Italian culture is steeped in the arts, family, architecture, music and food.
Home of the Roman Empire and a major center of the Renaissance, culture on the Italian peninsula has flourished for centuries.
North African Arab, Italo-Albanian, Albanian, German, Austrian and some other European groups fill out the remainder of the population.
Bordering countries of France, Switzerland, Austria, and Slovenia to the north have influenced Italian culture, as have the Mediterranean islands of Sardinia and Sicily and Sardinia. About 93 percent of the Italian population speaks Italian as native language, according to the BBC.
There are a number of dialects of the language spoken in the country, including Sardinian, Friulian, Neapolitan, Sicilian, Ligurian, Piedmontese, Venetian and Calabrian. Other languages spoken by native Italians include Albanian, Bavarian, Catalan, Cimbrian, Corsican, Croatian, French, German, Greek, Slovenian and Walser.
"Family is an extremely important value within the Italian culture," Talia Wagner, a Los Angeles based marriage and family therapist, told Live Science.
Their family solidarity is focused on extended family rather than the west's idea of "the nuclear family" of just a mom, dad and kids, Wagner explained.
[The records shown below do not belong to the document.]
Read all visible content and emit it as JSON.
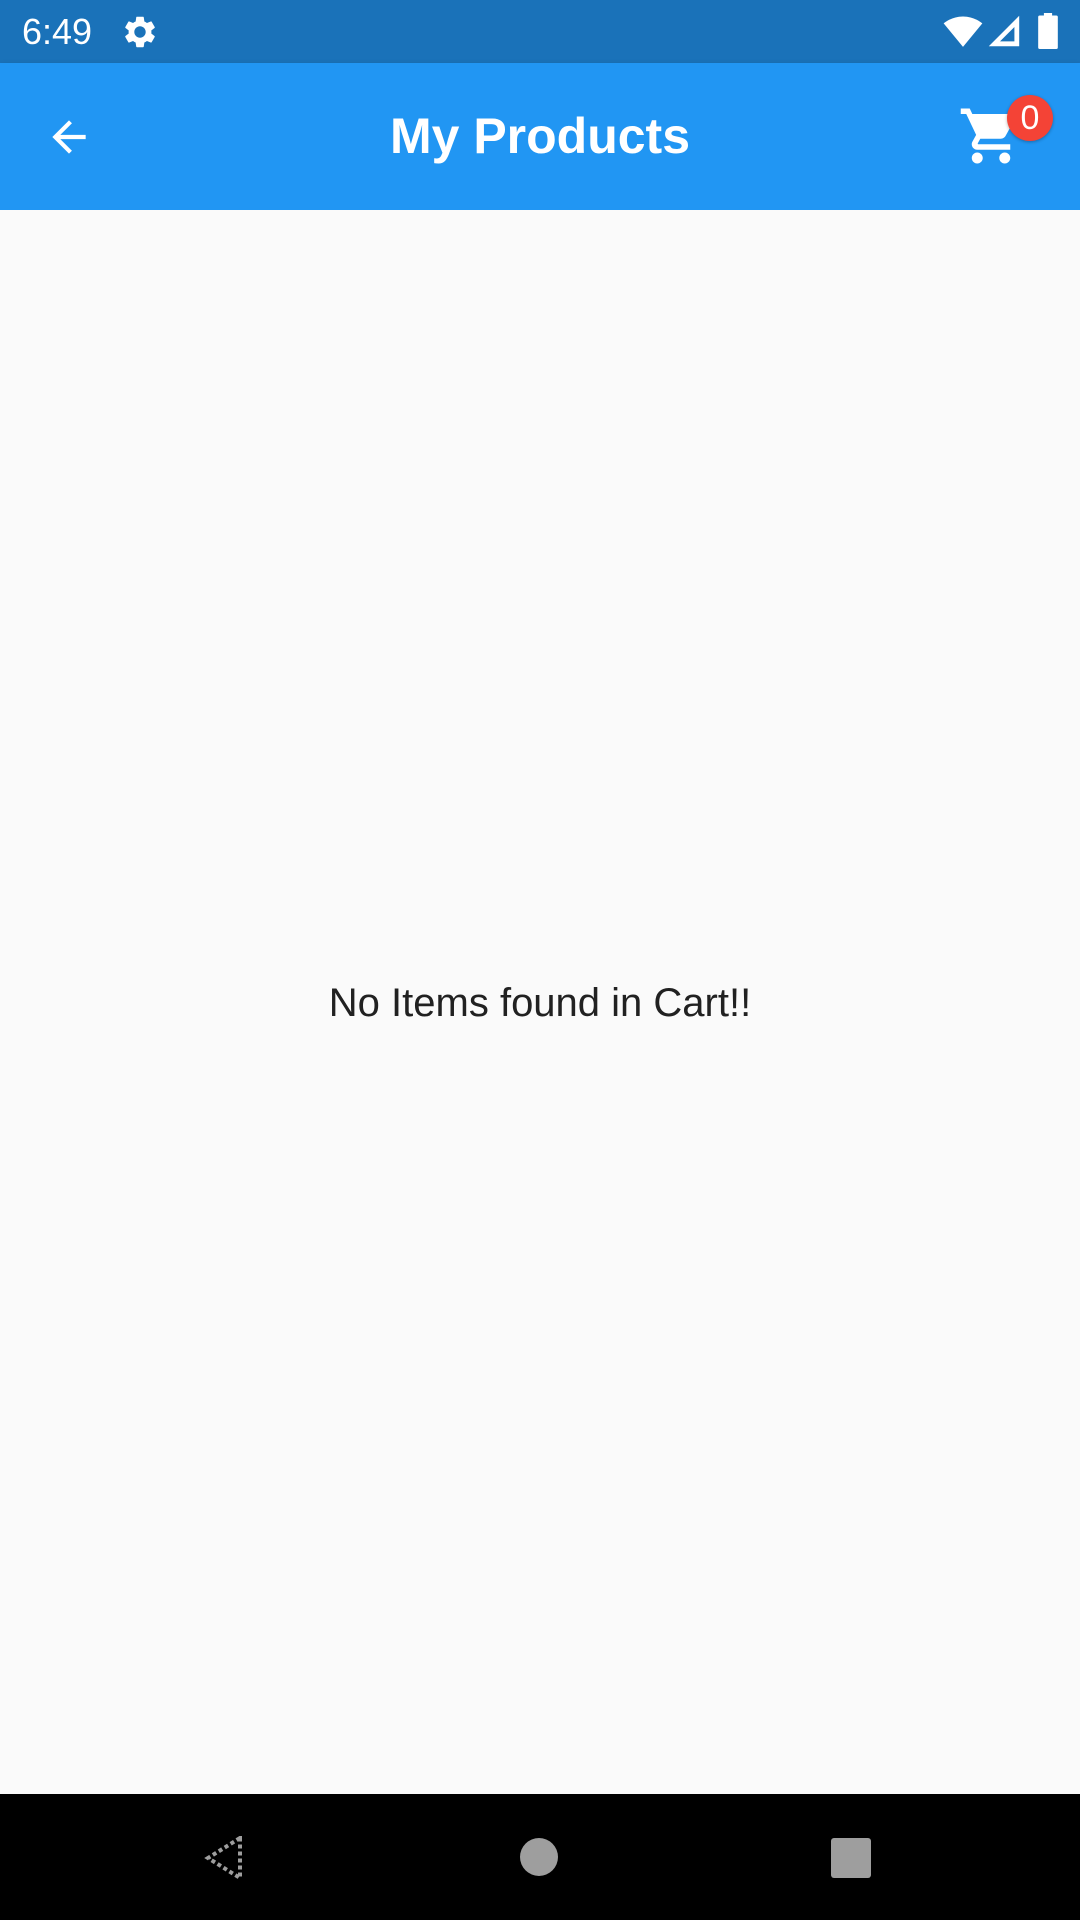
{
  "status_bar": {
    "time": "6:49",
    "icons": [
      "settings-icon",
      "wifi-icon",
      "signal-icon",
      "battery-icon"
    ]
  },
  "app_bar": {
    "title": "My Products",
    "back_icon": "arrow-back-icon",
    "cart_icon": "shopping-cart-icon",
    "cart_count": "0"
  },
  "content": {
    "empty_message": "No Items found in Cart!!"
  },
  "nav_bar": {
    "icons": [
      "back-triangle-icon",
      "home-circle-icon",
      "recents-square-icon"
    ]
  },
  "colors": {
    "status_bar": "#1a72b9",
    "app_bar": "#2196f3",
    "badge": "#f44336",
    "background": "#fafafa",
    "nav_bar": "#000000"
  }
}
Italians have frequent family gatherings and enjoy spending time with those in their family."Children are reared to remain close to the family upon adulthood and incorporate their future family into the larger network," said Wagner. This is not surprising, as Vatican City, located in the heart of Rome, is the hub of Roman Catholicism and where the Pope resides.Roman Catholics make up 90 percent of the population, though only one-third of those are practicing Catholics, while the other 10 percent is composed of Protestant, Jewish and a growing Muslim immigrant community, according to the University of Michigan.Italy has given rise to a number of architectural styles, including classical Roman, Renaissance, Baroque and Neoclassical.Italy is home to some of the most famous structures in the world, including Colosseum and the Leaning Tower of Pisa.The concept of a basilica — which was originally used to describe an open public court building and evolved to mean a Catholic pilgrimage site — was born in Italy.